Eminent domain refers to the government’s power to take private property for a public purpose.
The United States Constitution, North Carolina Constitution, and other laws require that the government pay just compensation for private property taken through the exercise of eminent domain. Just compensation is usually measured by the property’s fair market value.
Unfortunately, the government sometimes gets it wrong. If you believe the government is short changing you and taking your land for less than its fair market value, contact the North Carolina eminent domain attorneys at Horton & Mendez to investigate your situation.
Court proceedings to take land under eminent domain are typically referred to as a condemnation action.
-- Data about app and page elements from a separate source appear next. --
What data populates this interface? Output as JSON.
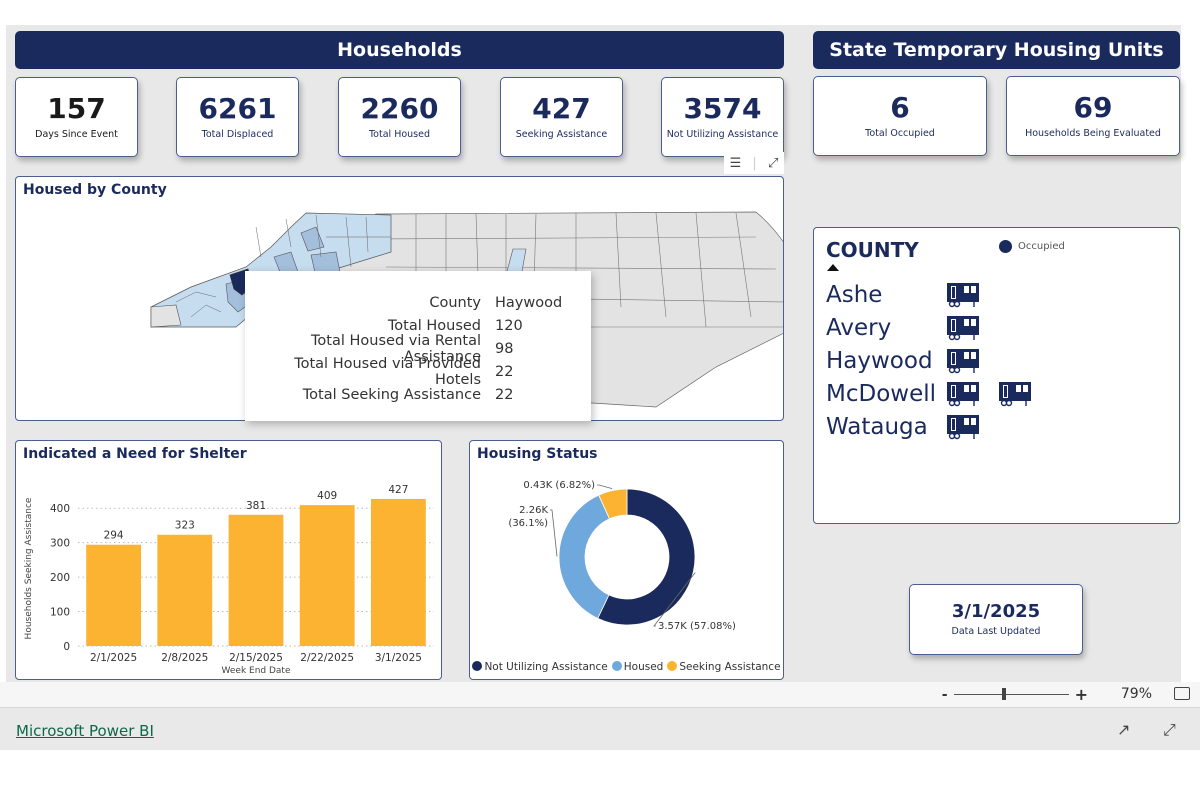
{
  "banners": {
    "households": "Households",
    "temp_housing": "State Temporary Housing Units"
  },
  "kpis": [
    {
      "value": "157",
      "label": "Days Since Event"
    },
    {
      "value": "6261",
      "label": "Total Displaced"
    },
    {
      "value": "2260",
      "label": "Total Housed"
    },
    {
      "value": "427",
      "label": "Seeking Assistance"
    },
    {
      "value": "3574",
      "label": "Not Utilizing Assistance"
    }
  ],
  "temp_kpis": [
    {
      "value": "6",
      "label": "Total Occupied"
    },
    {
      "value": "69",
      "label": "Households Being Evaluated"
    }
  ],
  "visual_toolbar": {
    "filter_icon": "filter-icon",
    "focus_icon": "focus-mode-icon"
  },
  "map": {
    "title": "Housed by County",
    "colors": {
      "none": "#e3e3e3",
      "low": "#c6dcef",
      "mid": "#a3bfdc",
      "high": "#1b2a5c"
    },
    "tooltip": [
      {
        "key": "County",
        "value": "Haywood"
      },
      {
        "key": "Total Housed",
        "value": "120"
      },
      {
        "key": "Total Housed via Rental Assistance",
        "value": "98"
      },
      {
        "key": "Total Housed via Provided Hotels",
        "value": "22"
      },
      {
        "key": "Total Seeking Assistance",
        "value": "22"
      }
    ]
  },
  "shelter_chart": {
    "title": "Indicated a Need for Shelter"
  },
  "housing_chart": {
    "title": "Housing Status"
  },
  "chart_data": [
    {
      "type": "bar",
      "title": "Indicated a Need for Shelter",
      "categories": [
        "2/1/2025",
        "2/8/2025",
        "2/15/2025",
        "2/22/2025",
        "3/1/2025"
      ],
      "values": [
        294,
        323,
        381,
        409,
        427
      ],
      "xlabel": "Week End Date",
      "ylabel": "Households Seeking Assistance",
      "ylim": [
        0,
        450
      ],
      "yticks": [
        0,
        100,
        200,
        300,
        400
      ],
      "grid": true,
      "color": "#fbb331"
    },
    {
      "type": "pie",
      "title": "Housing Status",
      "donut": true,
      "categories": [
        "Not Utilizing Assistance",
        "Housed",
        "Seeking Assistance"
      ],
      "values": [
        3574,
        2260,
        427
      ],
      "labels": [
        "3.57K (57.08%)",
        "2.26K (36.1%)",
        "0.43K (6.82%)"
      ],
      "colors": [
        "#1b2a5c",
        "#6fa8dc",
        "#fbb331"
      ],
      "legend": "bottom"
    }
  ],
  "county_units": {
    "header": "COUNTY",
    "legend_label": "Occupied",
    "legend_color": "#1b2a5c",
    "rows": [
      {
        "county": "Ashe",
        "units": 1
      },
      {
        "county": "Avery",
        "units": 1
      },
      {
        "county": "Haywood",
        "units": 1
      },
      {
        "county": "McDowell",
        "units": 2
      },
      {
        "county": "Watauga",
        "units": 1
      }
    ]
  },
  "last_updated": {
    "value": "3/1/2025",
    "label": "Data Last Updated"
  },
  "statusbar": {
    "zoom_minus": "-",
    "zoom_plus": "+",
    "zoom_percent": "79%",
    "zoom_level": 0.79
  },
  "footer": {
    "link": "Microsoft Power BI"
  }
}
There are different types of condemnations that vary in degree.
- Complete taking: your entire tract of land is being taken.
- Partial taking: the government is taking part of your property, perhaps to build or expand a road.
- Temporary taking: part or all of your property is being taken for a limited period of time.
- Easements and rights of way: typically used to allow a utility company or government to install power lines, sidewalks, drainage features, or other public works over private land. You are entitled to compensation for granting an easement right.